By Amanda Maine, J.D.
The director of the SEC’s Division of Enforcement, Andrew Ceresney, was joined by several former enforcement directors for a spirited discussion about recent developments concerning SEC enforcement issues. The discussion took place at this year’s Securities Enforcement Forum in Washington, D.C.
Penalties. In his opening remarks, Ceresney noted that the Division obtained $4.2 billion in remedies last year from enforcement actions. He highlighted cases involving financial reporting (including a recent action against BDO), market structure, asset management, and computer hacking, as well as high-profile actions against Blackstone and UBS.
Moderator Bradley J. Bondi of Cahill Gordon & Reindel asked whether the penalties obtained against wrongdoers actually deterred misconduct. Ceresney said that financial institutions have increased spending on compliance and noted that every case that the Division brings results in publicity that can influence institutions.
William R. McLucas of WilmerHale, who served as Enforcement Director for eight years, was less enthusiastic about the SEC’s approach to penalties, stating that it is difficult to determine how the SEC calculates penalty amounts. In his personal experience, he said that the staff had proposed during settlement negotiations a $25 million penalty for his client, but would not reveal how they arrived at that number. The SEC can make a general assessment to get to a particular number, he said, but it is done by feel and by precedent, rather than based on particular statutory violations.
George S. Canellos of Milbank Tweed said that the scope of penalties is affected by the political climate of the Commission. The political makeup of the Commission can get whipsawed from anti- to pro-regulation depending on who is in office, he said. Practitioners cannot rely on precedent to determine what kind of penalty might be applied given that a change of administration can lead to very different policies, according to Canellos.

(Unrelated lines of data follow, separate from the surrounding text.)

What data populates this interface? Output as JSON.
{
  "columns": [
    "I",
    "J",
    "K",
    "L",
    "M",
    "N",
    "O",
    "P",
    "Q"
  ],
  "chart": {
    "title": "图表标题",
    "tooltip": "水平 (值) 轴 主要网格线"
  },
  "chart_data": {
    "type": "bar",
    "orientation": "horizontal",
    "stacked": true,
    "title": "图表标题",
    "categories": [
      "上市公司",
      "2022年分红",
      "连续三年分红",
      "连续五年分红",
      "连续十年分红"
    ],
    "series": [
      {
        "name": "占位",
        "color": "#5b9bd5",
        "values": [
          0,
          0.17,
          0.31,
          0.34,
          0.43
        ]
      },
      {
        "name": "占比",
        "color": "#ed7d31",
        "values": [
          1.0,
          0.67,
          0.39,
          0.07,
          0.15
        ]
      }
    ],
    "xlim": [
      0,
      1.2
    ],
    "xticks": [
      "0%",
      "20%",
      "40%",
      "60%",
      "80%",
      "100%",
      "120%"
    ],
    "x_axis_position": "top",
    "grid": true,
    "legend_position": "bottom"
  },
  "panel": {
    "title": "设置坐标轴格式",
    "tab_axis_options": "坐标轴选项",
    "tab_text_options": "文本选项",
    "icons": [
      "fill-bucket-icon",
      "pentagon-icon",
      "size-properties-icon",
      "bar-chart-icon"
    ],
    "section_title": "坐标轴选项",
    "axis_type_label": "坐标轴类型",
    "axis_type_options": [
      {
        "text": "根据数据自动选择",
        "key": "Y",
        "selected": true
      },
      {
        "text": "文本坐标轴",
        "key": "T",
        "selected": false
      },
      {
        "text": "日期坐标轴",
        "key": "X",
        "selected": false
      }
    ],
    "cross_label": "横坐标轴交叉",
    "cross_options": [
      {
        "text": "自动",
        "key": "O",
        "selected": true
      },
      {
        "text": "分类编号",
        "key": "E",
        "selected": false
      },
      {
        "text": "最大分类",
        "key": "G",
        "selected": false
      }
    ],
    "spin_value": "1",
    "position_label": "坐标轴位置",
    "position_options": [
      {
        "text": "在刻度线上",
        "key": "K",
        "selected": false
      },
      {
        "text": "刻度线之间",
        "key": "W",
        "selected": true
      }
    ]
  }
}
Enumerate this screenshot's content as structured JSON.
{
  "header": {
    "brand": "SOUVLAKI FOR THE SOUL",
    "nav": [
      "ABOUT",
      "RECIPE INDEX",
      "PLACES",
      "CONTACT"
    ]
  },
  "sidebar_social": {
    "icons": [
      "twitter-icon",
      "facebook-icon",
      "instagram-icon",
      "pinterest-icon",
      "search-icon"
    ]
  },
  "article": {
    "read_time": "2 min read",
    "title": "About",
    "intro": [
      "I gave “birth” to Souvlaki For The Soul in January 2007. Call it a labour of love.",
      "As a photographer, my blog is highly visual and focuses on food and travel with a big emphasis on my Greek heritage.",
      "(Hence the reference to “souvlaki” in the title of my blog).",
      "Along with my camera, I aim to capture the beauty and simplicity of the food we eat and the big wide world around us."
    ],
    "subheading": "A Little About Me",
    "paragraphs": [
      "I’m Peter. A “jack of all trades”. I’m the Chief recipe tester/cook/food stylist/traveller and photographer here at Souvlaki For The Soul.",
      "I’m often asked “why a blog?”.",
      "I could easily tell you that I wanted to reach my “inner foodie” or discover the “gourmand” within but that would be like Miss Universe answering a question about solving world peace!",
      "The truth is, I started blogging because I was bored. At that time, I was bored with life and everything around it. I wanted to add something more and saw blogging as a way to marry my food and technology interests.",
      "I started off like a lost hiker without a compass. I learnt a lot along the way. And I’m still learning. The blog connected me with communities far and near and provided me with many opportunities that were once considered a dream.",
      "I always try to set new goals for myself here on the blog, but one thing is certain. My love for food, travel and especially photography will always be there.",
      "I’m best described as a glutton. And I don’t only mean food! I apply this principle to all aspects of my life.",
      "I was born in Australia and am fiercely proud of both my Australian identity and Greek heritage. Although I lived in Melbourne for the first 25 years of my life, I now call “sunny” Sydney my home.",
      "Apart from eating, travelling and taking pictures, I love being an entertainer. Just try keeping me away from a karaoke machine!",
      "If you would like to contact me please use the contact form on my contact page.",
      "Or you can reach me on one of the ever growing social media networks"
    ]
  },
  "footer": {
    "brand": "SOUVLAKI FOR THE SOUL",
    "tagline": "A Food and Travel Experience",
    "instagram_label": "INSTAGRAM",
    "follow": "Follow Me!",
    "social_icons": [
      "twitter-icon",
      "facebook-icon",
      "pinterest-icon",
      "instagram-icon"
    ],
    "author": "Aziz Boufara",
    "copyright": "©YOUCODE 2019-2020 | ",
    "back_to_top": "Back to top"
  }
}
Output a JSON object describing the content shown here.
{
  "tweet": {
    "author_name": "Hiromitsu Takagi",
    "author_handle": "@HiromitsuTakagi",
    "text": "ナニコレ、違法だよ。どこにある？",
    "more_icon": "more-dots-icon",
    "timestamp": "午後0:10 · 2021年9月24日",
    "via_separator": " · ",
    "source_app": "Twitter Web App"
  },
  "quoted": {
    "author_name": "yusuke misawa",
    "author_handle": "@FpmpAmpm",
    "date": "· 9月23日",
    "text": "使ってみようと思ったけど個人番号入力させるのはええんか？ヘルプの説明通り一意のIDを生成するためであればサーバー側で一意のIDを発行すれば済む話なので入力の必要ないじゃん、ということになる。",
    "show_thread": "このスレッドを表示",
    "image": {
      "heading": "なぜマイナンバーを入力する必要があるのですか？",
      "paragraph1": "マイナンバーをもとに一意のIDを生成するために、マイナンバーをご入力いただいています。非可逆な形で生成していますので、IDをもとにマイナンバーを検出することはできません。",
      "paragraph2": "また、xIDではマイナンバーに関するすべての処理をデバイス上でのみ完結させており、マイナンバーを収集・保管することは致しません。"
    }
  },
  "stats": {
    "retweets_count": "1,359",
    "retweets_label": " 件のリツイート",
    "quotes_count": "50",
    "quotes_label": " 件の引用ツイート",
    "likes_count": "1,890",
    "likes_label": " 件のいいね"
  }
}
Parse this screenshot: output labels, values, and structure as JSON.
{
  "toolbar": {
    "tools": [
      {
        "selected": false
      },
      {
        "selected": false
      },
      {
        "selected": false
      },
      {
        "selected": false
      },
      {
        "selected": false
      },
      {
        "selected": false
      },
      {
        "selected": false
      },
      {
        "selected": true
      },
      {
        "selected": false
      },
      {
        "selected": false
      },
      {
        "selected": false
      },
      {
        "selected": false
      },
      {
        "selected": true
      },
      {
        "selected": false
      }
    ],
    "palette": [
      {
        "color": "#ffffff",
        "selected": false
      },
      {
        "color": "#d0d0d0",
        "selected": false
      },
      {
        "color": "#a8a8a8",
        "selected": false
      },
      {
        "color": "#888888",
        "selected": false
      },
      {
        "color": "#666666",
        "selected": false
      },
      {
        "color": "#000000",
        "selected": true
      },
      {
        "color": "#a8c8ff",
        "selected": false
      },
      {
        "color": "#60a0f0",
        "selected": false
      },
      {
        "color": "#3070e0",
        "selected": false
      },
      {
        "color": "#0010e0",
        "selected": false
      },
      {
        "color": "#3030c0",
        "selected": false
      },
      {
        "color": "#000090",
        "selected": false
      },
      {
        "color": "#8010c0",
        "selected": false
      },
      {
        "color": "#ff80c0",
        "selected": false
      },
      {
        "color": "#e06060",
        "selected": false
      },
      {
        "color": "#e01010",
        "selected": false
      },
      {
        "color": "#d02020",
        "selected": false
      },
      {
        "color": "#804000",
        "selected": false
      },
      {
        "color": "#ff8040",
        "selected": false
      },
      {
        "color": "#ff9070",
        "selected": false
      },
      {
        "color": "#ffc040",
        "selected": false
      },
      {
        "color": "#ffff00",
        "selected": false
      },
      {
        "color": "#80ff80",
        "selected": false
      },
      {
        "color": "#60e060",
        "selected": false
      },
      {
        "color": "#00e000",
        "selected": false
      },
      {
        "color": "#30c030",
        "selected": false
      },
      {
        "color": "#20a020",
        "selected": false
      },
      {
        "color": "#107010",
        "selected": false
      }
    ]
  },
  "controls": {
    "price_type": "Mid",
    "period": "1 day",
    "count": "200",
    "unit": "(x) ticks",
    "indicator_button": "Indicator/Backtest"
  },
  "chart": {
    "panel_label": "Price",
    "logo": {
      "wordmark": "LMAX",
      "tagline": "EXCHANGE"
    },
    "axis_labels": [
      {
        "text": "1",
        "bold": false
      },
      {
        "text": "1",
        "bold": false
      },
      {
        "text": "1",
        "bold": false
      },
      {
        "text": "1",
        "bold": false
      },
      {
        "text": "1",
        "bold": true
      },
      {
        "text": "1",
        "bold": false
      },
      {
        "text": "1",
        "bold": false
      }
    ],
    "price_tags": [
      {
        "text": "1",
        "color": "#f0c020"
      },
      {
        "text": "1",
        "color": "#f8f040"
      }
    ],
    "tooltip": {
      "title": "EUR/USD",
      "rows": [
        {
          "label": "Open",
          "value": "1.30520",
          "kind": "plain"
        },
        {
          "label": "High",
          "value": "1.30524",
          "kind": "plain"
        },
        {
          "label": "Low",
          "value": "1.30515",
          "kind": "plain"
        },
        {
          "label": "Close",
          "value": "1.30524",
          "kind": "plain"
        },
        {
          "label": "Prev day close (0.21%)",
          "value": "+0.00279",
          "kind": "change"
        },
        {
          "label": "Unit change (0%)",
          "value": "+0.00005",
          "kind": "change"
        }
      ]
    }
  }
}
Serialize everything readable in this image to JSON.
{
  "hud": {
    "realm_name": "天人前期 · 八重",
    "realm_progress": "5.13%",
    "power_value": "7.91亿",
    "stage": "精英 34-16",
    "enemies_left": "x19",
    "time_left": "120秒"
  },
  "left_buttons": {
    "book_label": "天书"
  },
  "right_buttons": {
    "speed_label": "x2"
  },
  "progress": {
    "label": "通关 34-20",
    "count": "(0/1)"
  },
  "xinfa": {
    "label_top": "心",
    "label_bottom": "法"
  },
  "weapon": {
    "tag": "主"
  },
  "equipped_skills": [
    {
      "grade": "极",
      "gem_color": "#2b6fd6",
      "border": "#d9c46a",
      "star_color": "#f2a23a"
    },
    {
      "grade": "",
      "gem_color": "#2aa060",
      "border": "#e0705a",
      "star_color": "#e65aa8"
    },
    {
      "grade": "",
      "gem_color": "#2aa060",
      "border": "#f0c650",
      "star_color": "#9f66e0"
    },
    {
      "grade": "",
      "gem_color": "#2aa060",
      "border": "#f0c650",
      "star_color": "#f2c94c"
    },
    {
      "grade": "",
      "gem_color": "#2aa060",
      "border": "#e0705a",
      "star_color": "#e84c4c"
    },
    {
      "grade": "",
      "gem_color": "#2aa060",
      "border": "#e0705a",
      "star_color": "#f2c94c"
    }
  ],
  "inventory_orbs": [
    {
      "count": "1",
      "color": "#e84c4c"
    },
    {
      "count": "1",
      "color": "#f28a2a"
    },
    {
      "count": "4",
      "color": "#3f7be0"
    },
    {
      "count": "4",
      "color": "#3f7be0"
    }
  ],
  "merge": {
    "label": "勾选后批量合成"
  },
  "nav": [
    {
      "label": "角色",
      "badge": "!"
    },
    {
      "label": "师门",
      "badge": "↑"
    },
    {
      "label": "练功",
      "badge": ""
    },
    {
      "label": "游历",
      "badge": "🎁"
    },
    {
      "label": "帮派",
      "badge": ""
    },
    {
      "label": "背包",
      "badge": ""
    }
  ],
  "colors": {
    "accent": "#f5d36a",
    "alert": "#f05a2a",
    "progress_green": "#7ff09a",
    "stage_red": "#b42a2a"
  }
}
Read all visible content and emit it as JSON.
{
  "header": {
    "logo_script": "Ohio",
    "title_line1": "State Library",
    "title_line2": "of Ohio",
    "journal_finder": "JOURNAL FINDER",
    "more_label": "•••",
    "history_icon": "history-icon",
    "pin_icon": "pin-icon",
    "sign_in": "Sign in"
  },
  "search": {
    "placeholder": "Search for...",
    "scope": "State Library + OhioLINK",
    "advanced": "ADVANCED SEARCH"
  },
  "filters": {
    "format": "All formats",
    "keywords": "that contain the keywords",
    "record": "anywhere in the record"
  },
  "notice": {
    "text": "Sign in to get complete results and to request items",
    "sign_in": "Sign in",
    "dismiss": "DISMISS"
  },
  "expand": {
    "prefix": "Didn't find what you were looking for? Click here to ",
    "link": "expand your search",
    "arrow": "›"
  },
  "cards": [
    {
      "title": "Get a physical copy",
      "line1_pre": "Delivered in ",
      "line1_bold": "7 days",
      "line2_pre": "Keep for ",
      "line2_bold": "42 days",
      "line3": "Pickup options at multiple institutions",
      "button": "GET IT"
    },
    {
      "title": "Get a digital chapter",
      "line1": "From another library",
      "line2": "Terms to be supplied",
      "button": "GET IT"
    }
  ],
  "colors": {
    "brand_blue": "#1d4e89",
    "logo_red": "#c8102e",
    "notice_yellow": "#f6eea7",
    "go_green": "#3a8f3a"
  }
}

Bondi noted that there has been an increased number of public dissents among the commissioners and inquired about the impact of these dissents. Former Commissioner and Enforcement Director Irving Pollack said he thought that such public dissents were “destructive” and that commissioners that disparage the SEC do not help the SEC’s overall image. Bondi polled the panel and, with Ceresney abstaining, none of them thought that such dissents were productive. McLucas said that there used to be battles behind closed doors, but in the end, the commissioners would find a way to obtain a consensus. In today’s Commission, that has broken down, he said.
Political influence. Responding to a question by moderator Bondi about political influences on the Commission and on the Enforcement Division, former director Robert Khuzami, now at Kirkland & Ellis, agreed that the overall gestalt of the political landscape does affect the SEC’s priorities; however, he emphasized that it is just one input among many. As an example, Khuzami said the Division brought cases relating to the credit crisis and its aftermath, but rather than that being a result of pressure from politicians or the media, the SEC was addressing the misconduct that led to the crisis.
Compliance officers. Piggybacking on a discussion of the SEC’s policing of gatekeepers, Bondi inquired about recent enforcement actions against Chief Compliance Officers (CCOs), what CCOs should take from those actions, and whether the SEC should issue guidance for CCOs. Former Enforcement Director Linda Chatman Thomsen, now at Davis Polk, questioned the usefulness of such guidance, noting that CCOs must use a great deal of judgment to deal with facts that can be very nuanced. If compliance officers rely on SEC cases for guidance, they might actually end up doing less or even get out of the business entirely.
McLucas echoed the sentiment that CCOs might look at the Commission’s actions against CCOs, while still low in number, and wonder if the job is worth the potential liability. He said there should be a difference between a “wholesale failure” of adhering to the compliance function and simply not turning in a “blue-ribbon performance.”
Admissions. Bondi asked Ceresney and the former directors about their views on the SEC’s policy, announced two years ago, on requiring admissions of wrongdoing as a condition of settling charges in certain cases. Ceresney said the policy was an additional tool in the SEC’s enforcement arsenal and holds respondents accountable for their actions. Khuzami, while not disagreeing with the policy, wondered if requiring admissions actually had a deterrent effect given that penalties in general have increased. Thomsen also questioned their deterrent effect, and agreed with Bondi that the SEC may be using the admissions policy as leverage in settlement negotiations by stating that they are seeking a certain dollar amount in penalties “but not admissions…for now.”
ALJ proceedings. Ceresney rejected the suggestion that the recent cases involving the SEC’s administrative proceedings have caused the SEC to pull back from bringing such proceedings. He also noted that the SEC has taken steps to address the controversy, including outlining publicly the factors the Commission considers when selecting in which forum to bring an action and a recent proposal to modernize its rules of practice.
Retired U.S. District Judge Stanley Sporkin, who served as SEC Enforcement Director for seven years, said that the perception that the SEC’s administrative law judges have a bias in favor of the Commission has become a reality, and suggested an “economic crimes court” under Article I of the Constitution. Canellos agreed that the commissioners could not help to have at least some bias, given that in administrative proceedings, the SEC plays the role of both prosecutor and judge.